Social work was an easy career choice for new graduate Katherine Holtz, whose difficult personal circumstances led to her decision.
“I was married to an alcoholic and addict for almost 10 years, and I lost myself,” Holtz said.
A nontraditional student from Beebe, Arkansas, she has graduated from UA Little Rock with a bachelor’s degree in social work.
“I wish I would’ve had somebody to guide me,” Holtz said. “One of the areas that is still lacking in society is help for addict’s families. In order to help people, especially kids, you have to be able to understand them. I wanted to be able to fill that gap for somebody.”
Earning a degree has been a long time coming for the mother of three children, two “bonus” children, and a grandson she gained guardianship over two days before her sophomore year. When she started at Arkansas State University-Beebe in 2019, she and her husband were waiting for her grandson to be born. Now, at three years old, he tries to help Holtz with her assignments.
“He added a couple lines to a paper once, and by a couple lines I mean a page and a half,” Holtz said. “Of course, that changed my reference page too. Most professors would have counted off, but mine said ‘tell him thank you and that I loved his work.’ I didn’t even notice he’d done it. I stepped away for one second, and he wasn’t even at the computer when I got back!”
Despite her 4.0 GPA, it hasn’t always been easy for Holtz. The second half of her freshman year was all remote due to COVID-19 restrictions, and she had to learn all the software used for online learning.
“My 18-year-old, who is now a freshman at Arkansas State University-Beebe, had to look over my first couple of papers and teach me how to use Google Drive,” Holtz said. “In high school we were using computers to learn how to type, so it’s very different now.”
School has been rewarding in all aspects, but Holtz notes the support of UA Little Rock’s social work student community as one of the most beneficial parts.
“May Atkins, coordinator for the Bachelor of Social Work program, said ‘find your people’ on the first day, and that has stuck with me,” Holtz said. “I’ve always had a hard time fitting in because I’m older and my kids are older, but I have found a handful of true friends who I can call at 2 a.m. and know they’ll be there for me. I have not had that sense of attachment outside of my family in a long time. To do social work, you have to have a heart for people and a heart for change, and I think that’s why we work so well.”

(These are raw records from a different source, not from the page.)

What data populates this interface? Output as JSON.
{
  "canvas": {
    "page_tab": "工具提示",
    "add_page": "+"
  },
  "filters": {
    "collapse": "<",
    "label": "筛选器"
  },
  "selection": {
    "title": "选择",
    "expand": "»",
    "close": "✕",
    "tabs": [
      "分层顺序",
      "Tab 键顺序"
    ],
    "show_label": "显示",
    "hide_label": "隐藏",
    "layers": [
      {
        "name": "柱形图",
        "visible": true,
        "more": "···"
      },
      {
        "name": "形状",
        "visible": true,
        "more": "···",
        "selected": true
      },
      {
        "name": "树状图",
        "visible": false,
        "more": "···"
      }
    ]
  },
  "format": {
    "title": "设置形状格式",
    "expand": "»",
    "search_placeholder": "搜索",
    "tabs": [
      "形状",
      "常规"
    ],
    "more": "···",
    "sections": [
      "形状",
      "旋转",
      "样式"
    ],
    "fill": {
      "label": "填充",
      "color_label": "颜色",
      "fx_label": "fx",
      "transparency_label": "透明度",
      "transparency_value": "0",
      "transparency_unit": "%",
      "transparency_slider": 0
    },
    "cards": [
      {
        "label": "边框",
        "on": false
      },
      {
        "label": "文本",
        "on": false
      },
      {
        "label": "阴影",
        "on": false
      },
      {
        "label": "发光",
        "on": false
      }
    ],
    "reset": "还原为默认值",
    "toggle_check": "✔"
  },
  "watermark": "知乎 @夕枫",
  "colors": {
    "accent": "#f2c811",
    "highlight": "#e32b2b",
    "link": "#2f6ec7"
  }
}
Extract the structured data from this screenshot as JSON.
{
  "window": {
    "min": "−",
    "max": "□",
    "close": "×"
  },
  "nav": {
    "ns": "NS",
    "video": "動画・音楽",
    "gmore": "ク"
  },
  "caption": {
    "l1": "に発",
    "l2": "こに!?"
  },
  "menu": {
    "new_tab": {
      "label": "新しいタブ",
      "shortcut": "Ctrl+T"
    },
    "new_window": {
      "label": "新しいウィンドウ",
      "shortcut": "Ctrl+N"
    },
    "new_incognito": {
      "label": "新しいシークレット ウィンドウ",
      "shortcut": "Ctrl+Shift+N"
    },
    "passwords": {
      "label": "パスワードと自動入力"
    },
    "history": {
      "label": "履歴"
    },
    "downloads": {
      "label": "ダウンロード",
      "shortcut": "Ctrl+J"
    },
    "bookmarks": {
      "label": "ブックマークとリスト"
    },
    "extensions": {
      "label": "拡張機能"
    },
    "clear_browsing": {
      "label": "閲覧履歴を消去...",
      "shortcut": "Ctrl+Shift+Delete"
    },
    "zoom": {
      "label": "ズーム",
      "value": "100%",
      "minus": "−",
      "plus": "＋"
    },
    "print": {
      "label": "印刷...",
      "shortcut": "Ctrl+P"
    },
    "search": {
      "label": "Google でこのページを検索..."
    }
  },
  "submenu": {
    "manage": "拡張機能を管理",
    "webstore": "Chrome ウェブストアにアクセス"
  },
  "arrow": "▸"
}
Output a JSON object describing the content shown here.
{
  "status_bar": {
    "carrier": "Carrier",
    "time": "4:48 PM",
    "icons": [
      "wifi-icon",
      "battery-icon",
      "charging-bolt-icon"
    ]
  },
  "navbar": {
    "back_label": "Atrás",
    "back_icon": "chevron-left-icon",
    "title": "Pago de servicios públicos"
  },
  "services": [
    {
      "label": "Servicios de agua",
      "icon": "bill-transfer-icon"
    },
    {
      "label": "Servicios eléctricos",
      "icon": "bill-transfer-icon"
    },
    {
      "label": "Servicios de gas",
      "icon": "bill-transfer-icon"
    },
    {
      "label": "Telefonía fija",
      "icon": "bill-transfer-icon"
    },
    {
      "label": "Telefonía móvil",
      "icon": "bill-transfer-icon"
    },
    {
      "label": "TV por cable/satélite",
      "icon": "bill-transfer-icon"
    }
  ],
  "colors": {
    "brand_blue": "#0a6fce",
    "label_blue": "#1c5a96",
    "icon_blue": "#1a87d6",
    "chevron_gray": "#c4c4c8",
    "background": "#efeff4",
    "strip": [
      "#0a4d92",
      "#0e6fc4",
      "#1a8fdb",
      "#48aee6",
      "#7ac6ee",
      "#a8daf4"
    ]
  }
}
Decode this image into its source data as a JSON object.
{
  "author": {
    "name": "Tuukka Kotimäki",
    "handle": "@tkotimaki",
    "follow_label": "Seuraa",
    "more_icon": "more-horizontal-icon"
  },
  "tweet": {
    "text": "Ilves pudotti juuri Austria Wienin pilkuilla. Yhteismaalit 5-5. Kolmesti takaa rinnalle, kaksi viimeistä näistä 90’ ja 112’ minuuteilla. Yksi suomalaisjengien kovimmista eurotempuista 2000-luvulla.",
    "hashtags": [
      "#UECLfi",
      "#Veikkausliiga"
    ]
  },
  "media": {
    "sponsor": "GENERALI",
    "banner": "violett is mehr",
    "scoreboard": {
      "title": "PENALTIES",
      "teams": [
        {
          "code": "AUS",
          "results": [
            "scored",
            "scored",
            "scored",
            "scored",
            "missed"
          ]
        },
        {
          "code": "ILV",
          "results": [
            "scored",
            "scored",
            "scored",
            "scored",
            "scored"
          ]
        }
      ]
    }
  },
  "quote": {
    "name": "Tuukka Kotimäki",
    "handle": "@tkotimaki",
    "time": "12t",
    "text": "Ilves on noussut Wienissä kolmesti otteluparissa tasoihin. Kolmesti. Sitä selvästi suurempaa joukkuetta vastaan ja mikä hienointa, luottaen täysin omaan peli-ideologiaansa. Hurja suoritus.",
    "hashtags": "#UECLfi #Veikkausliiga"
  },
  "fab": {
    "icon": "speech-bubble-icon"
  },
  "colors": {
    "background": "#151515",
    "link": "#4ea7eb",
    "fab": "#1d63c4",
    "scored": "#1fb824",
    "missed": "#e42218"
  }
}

Holtz also gives credit to UA Little Rock Child Care Connections for help searching for and paying for quality child care. The program is available to eligible undergraduate students to help them continue their education without day care being a hindrance. She said she will continue using the services for as long as possible, especially now that she has been accepted into the advanced standing part-time Master in Social Work program.
Her children have helped a great deal throughout this process. Her daughter, who was on a traveling missionary team, came home to help Holtz with her grandson.“She stayed home and babysat him while I went to classes,” Holtz said. “I draw a lot of strength from my kids, and they’ve been my biggest cheerleaders.”